Each line below must be reproduced exactly.

Excerpts from an interface dataset:
* * * *

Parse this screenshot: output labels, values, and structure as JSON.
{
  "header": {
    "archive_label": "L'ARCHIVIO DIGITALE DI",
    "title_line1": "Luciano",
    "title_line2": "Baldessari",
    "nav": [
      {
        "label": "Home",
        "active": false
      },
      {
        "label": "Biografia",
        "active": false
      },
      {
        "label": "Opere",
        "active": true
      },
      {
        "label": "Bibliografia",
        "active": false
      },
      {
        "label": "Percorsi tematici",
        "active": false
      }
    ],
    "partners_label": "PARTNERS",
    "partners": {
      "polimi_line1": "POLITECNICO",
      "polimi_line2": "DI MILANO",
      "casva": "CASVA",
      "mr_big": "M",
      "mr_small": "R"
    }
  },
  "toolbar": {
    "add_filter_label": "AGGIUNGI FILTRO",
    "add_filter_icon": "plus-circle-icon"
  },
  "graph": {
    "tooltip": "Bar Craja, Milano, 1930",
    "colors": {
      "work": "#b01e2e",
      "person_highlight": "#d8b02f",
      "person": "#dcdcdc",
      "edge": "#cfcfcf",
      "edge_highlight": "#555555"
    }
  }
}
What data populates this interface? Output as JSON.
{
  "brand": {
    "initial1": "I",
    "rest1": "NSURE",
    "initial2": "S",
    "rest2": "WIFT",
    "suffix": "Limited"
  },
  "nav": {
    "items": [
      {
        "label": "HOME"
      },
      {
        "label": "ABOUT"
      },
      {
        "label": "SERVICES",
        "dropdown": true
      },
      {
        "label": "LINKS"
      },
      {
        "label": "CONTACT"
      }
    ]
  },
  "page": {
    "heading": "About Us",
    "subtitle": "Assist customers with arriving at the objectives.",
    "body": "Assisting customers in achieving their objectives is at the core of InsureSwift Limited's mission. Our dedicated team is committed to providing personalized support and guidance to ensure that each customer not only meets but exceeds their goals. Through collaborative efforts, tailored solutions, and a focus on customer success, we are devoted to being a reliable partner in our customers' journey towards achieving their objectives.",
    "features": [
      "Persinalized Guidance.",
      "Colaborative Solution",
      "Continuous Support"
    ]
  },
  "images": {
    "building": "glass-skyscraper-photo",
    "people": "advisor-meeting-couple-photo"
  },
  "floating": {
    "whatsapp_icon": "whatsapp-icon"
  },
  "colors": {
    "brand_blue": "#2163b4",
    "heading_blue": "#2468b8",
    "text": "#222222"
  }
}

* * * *

Solution to this task:
Parse this screenshot: output labels, values, and structure as JSON.
{
  "header": {
    "archive_label": "L'ARCHIVIO DIGITALE DI",
    "title_line1": "Luciano",
    "title_line2": "Baldessari",
    "nav": [
      {
        "label": "Home",
        "active": false
      },
      {
        "label": "Biografia",
        "active": false
      },
      {
        "label": "Opere",
        "active": true
      },
      {
        "label": "Bibliografia",
        "active": false
      },
      {
        "label": "Percorsi tematici",
        "active": false
      }
    ],
    "partners_label": "PARTNERS",
    "partners": {
      "polimi_line1": "POLITECNICO",
      "polimi_line2": "DI MILANO",
      "casva": "CASVA",
      "mr_big": "M",
      "mr_small": "R"
    }
  },
  "toolbar": {
    "add_filter_label": "AGGIUNGI FILTRO",
    "add_filter_icon": "plus-circle-icon"
  },
  "graph": {
    "tooltip": "Bar Craja, Milano, 1930",
    "colors": {
      "work": "#b01e2e",
      "person_highlight": "#d8b02f",
      "person": "#dcdcdc",
      "edge": "#cfcfcf",
      "edge_highlight": "#555555"
    }
  }
}
What data populates this interface? Output as JSON.
{
  "brand": {
    "initial1": "I",
    "rest1": "NSURE",
    "initial2": "S",
    "rest2": "WIFT",
    "suffix": "Limited"
  },
  "nav": {
    "items": [
      {
        "label": "HOME"
      },
      {
        "label": "ABOUT"
      },
      {
        "label": "SERVICES",
        "dropdown": true
      },
      {
        "label": "LINKS"
      },
      {
        "label": "CONTACT"
      }
    ]
  },
  "page": {
    "heading": "About Us",
    "subtitle": "Assist customers with arriving at the objectives.",
    "body": "Assisting customers in achieving their objectives is at the core of InsureSwift Limited's mission. Our dedicated team is committed to providing personalized support and guidance to ensure that each customer not only meets but exceeds their goals. Through collaborative efforts, tailored solutions, and a focus on customer success, we are devoted to being a reliable partner in our customers' journey towards achieving their objectives.",
    "features": [
      "Persinalized Guidance.",
      "Colaborative Solution",
      "Continuous Support"
    ]
  },
  "images": {
    "building": "glass-skyscraper-photo",
    "people": "advisor-meeting-couple-photo"
  },
  "floating": {
    "whatsapp_icon": "whatsapp-icon"
  },
  "colors": {
    "brand_blue": "#2163b4",
    "heading_blue": "#2468b8",
    "text": "#222222"
  }
}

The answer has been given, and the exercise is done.